Given the debate on the Health of the High Street one piece of news, in that Ikea is to open more High Street kitchen and bathroom showrooms, will sure to be a source of concern for some.
Is it all doom and gloom though?
Ikea are not known for being slow and given that the paint is hardly even dry on the first of the Ikea high street showrooms, it will probably not be a shock to learn that Ikea have now confirmed its plans for even more Ikea high street showrooms.
The Health of the High Street is somewhat precarious and much attention being paid to increasing footfall and lowering business rates for city centre businesses. Could news that a retail giant such as Ikea, in aligning its focus to increase its High Street showroom presence, be met with only dread?
Or should the news be met with some hope that at least an increase in visitors numbers to the High Street, encouraged by Ikea, may see some winners?
After all not all independent kitchen and bathroom retailers compete directly with Ikea.
Tottenham Court Road – Ikea on the High Street
Only back in July did Ikea announce its first step in the retailer’s revised strategy in the UK and its part of a global approach to bring IKEA into the heart of urban areas as it responds to the continued growth of city living and changing consumer lifestyles.
That first step was Tottenham Court Road in achieving a greater emphasis on accessibility, convenience and enhanced services which are all key contributors to Ikea’s continued growth in the UK.
Growth which saw sales reach almost £2 billion – up 6% compared with last year, despite a “tough economic environment” in the home interiors sector.
Reporting another positive year for the 12 months ending August 31st, Ikea UK and Ireland Country Manager Javier Quiñones said the Tottenham Court Road concept store was the start of “an exciting journey”.
He added: “The way people live and shop is changing.

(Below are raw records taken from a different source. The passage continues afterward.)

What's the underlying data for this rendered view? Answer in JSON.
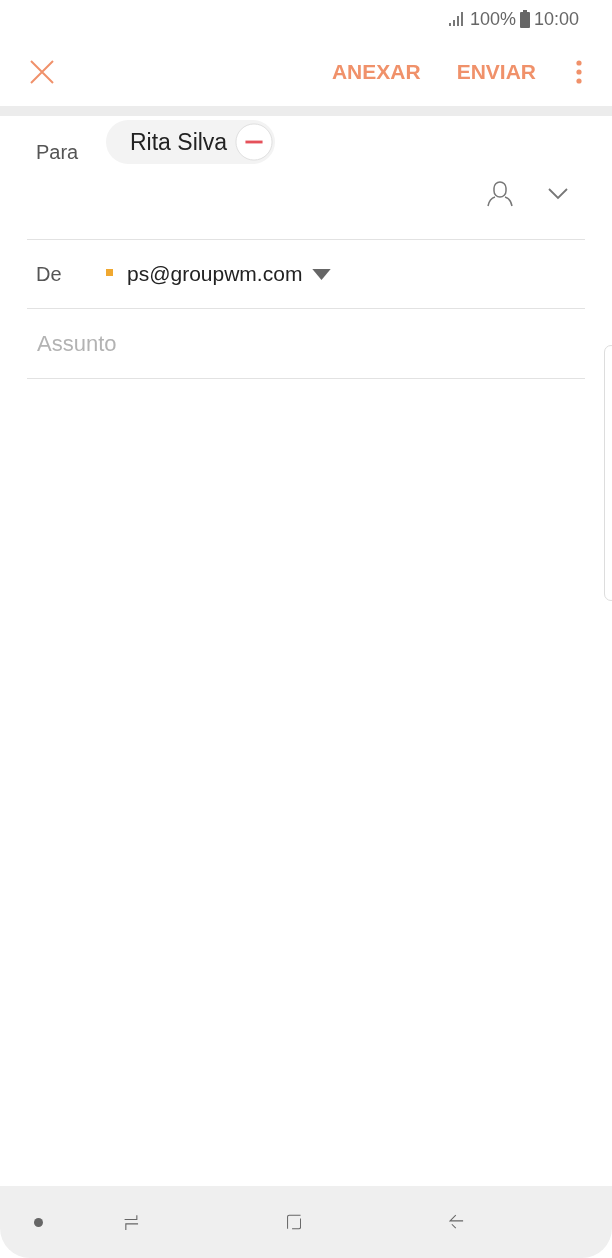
{
  "status_bar": {
    "battery": "100%",
    "time": "10:00"
  },
  "toolbar": {
    "actions": [
      "ANEXAR",
      "ENVIAR"
    ]
  },
  "to": {
    "label": "Para",
    "recipients": [
      {
        "name": "Rita Silva"
      }
    ]
  },
  "from": {
    "label": "De",
    "account": "ps@groupwm.com"
  },
  "subject": {
    "placeholder": "Assunto"
  }
}
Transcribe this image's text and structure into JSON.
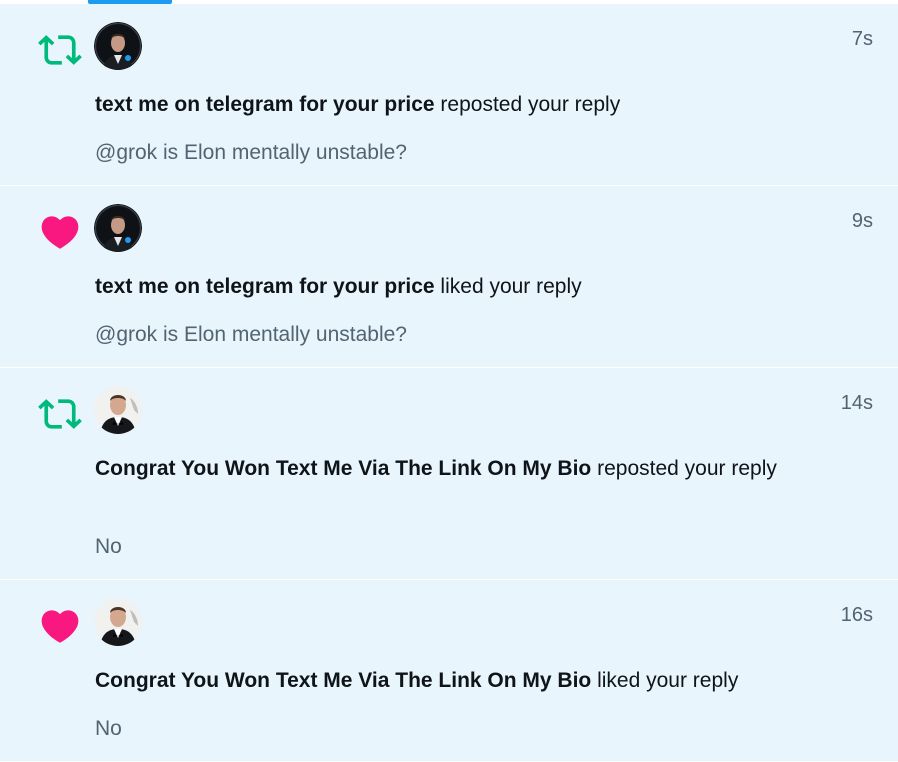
{
  "notifications": [
    {
      "type": "repost",
      "icon": "repost-icon",
      "avatar": "dark-avatar",
      "time": "7s",
      "actor": "text me on telegram for your price",
      "action": " reposted your reply",
      "quote": "@grok is Elon mentally unstable?"
    },
    {
      "type": "like",
      "icon": "heart-icon",
      "avatar": "dark-avatar",
      "time": "9s",
      "actor": "text me on telegram for your price",
      "action": " liked your reply",
      "quote": "@grok is Elon mentally unstable?"
    },
    {
      "type": "repost",
      "icon": "repost-icon",
      "avatar": "light-avatar",
      "time": "14s",
      "actor": "Congrat You Won Text Me Via The Link On My Bio",
      "action": " reposted your reply",
      "quote": "No"
    },
    {
      "type": "like",
      "icon": "heart-icon",
      "avatar": "light-avatar",
      "time": "16s",
      "actor": "Congrat You Won Text Me Via The Link On My Bio",
      "action": " liked your reply",
      "quote": "No"
    }
  ],
  "colors": {
    "repost": "#00ba7c",
    "like": "#f91880",
    "accent": "#1d9bf0",
    "row_bg": "#e8f5fd",
    "text": "#0f1419",
    "secondary": "#536471"
  }
}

Globally, in the future, over two-thirds of people will live in cities and today, in the UK, only 57% of people live within one-hour travel time of an Ikea store. That is why we are developing a new city-centre approach, starting with London.”
The Tottenham Court Road concept store is located on the former Mulityork site – whom ceased trading in December 2017 – and will act as a new way for customers to experience the IKEA brand, offering a personalised and tailored service for those who are planning a bigger project in their home.

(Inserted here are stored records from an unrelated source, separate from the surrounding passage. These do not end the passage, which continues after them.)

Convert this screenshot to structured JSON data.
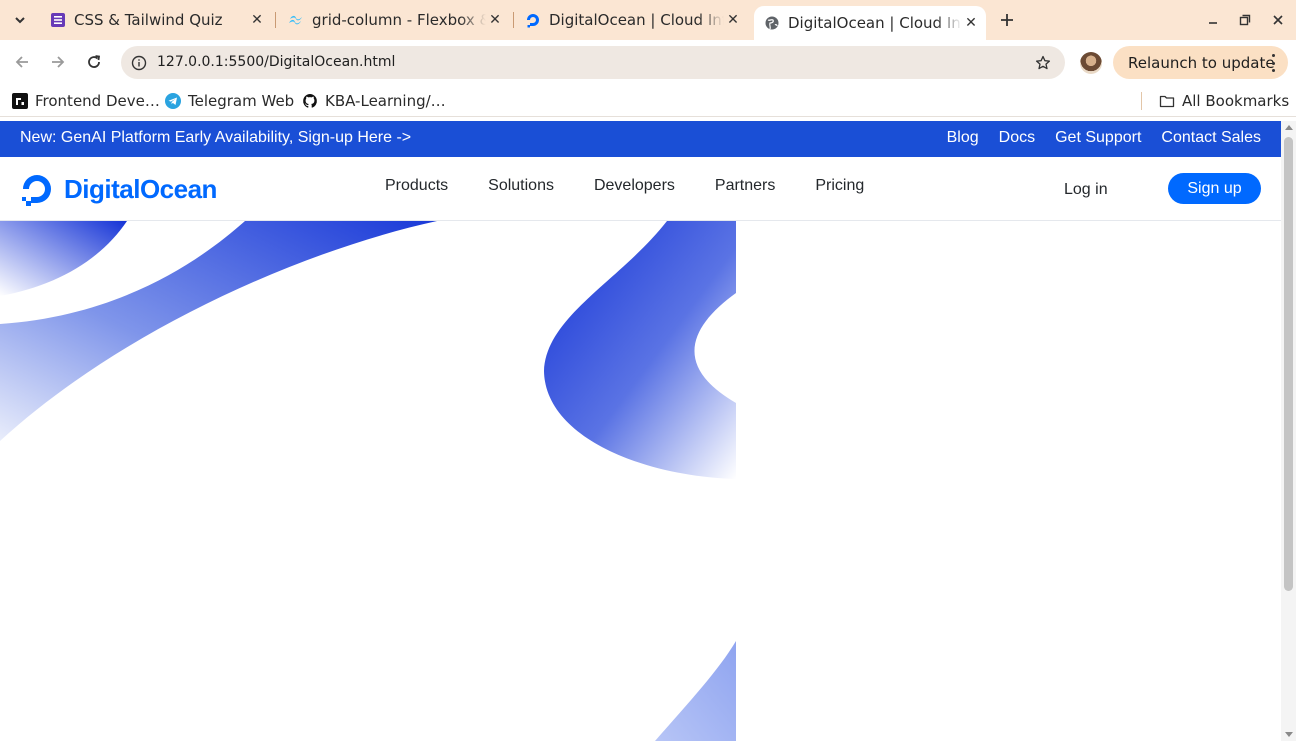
{
  "browser": {
    "tabs": [
      {
        "title": "CSS & Tailwind Quiz",
        "favicon": "form-icon"
      },
      {
        "title": "grid-column - Flexbox & Grid",
        "favicon": "tailwind-icon"
      },
      {
        "title": "DigitalOcean | Cloud Infrastructure",
        "favicon": "digitalocean-icon"
      },
      {
        "title": "DigitalOcean | Cloud Infrastructure",
        "favicon": "globe-icon",
        "active": true
      }
    ],
    "address": "127.0.0.1:5500/DigitalOcean.html",
    "relaunch_label": "Relaunch to update",
    "bookmarks": [
      {
        "label": "Frontend Deve…",
        "icon": "frontend-icon"
      },
      {
        "label": "Telegram Web",
        "icon": "telegram-icon"
      },
      {
        "label": "KBA-Learning/…",
        "icon": "github-icon"
      }
    ],
    "all_bookmarks_label": "All Bookmarks"
  },
  "page": {
    "announcement": "New: GenAI Platform Early Availability, Sign-up Here ->",
    "top_links": [
      "Blog",
      "Docs",
      "Get Support",
      "Contact Sales"
    ],
    "brand": "DigitalOcean",
    "menu": [
      "Products",
      "Solutions",
      "Developers",
      "Partners",
      "Pricing"
    ],
    "login_label": "Log in",
    "signup_label": "Sign up"
  },
  "colors": {
    "announcement_bg": "#1a4fd6",
    "brand_blue": "#0069ff",
    "chrome_tabbar": "#fbe6d3"
  }
}
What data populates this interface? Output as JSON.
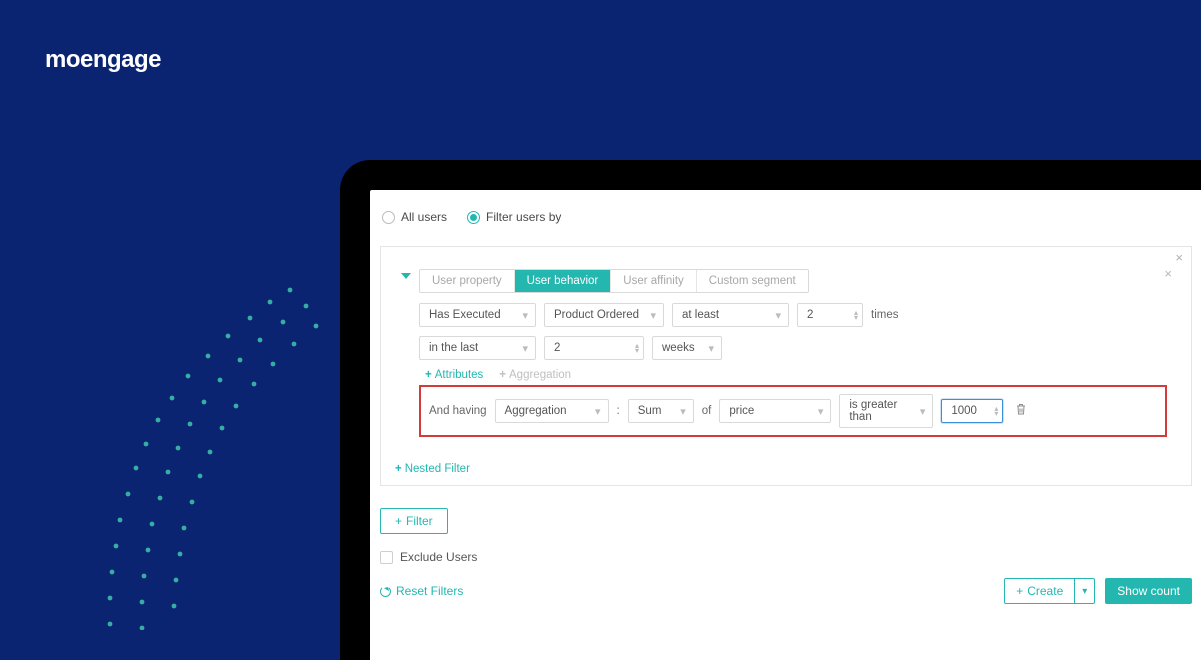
{
  "brand": "moengage",
  "radios": {
    "all_users": "All users",
    "filter_users": "Filter users by"
  },
  "tabs": {
    "user_property": "User property",
    "user_behavior": "User behavior",
    "user_affinity": "User affinity",
    "custom_segment": "Custom segment"
  },
  "row1": {
    "executed": "Has Executed",
    "event": "Product Ordered",
    "comparator": "at least",
    "count": "2",
    "times": "times"
  },
  "row2": {
    "range": "in the last",
    "value": "2",
    "unit": "weeks"
  },
  "addlinks": {
    "attributes": "Attributes",
    "aggregation": "Aggregation"
  },
  "agg": {
    "and_having": "And having",
    "type": "Aggregation",
    "colon": ":",
    "func": "Sum",
    "of": "of",
    "attr": "price",
    "op": "is greater than",
    "value": "1000"
  },
  "nested_filter": "Nested Filter",
  "filter_btn": "Filter",
  "exclude_users": "Exclude Users",
  "reset_filters": "Reset Filters",
  "create": "Create",
  "show_count": "Show count"
}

The concept, with a strong focus on kitchens and bathrooms is designed to give customers an easy and convenient way to get the advice and inspiration they need, in order to browse, plan and order furniture for the bigger home improvement projects in the home.
These means more focus on planning and advice and less on enjoying Ikea Swedish meatballs, which are not available in the concept store.
Hope for the Independents?
As with countless other ‘big brand’ offerings there is a perceived consumer advantage in dealing with an independent owner/manger operator as opposed to the sales assistants at the big brands, even if those brands move from Big Sheds to little concept stores.
Wether Ikea can match the independent Kbb owner/manger operators for product knowledge, design skills and service remains to be seen but as with the other Giants that came before, David still has some fight left in him.
Yes market conditions are tough for the whole of retail, not just Kbb retail but if Ikea is one of very few ways being put forward to increase footfall perhaps independent owner operators need to plan ahead and take advantage (where ever they can) in tempting some of the increased High Street visitors tempted by Ikea.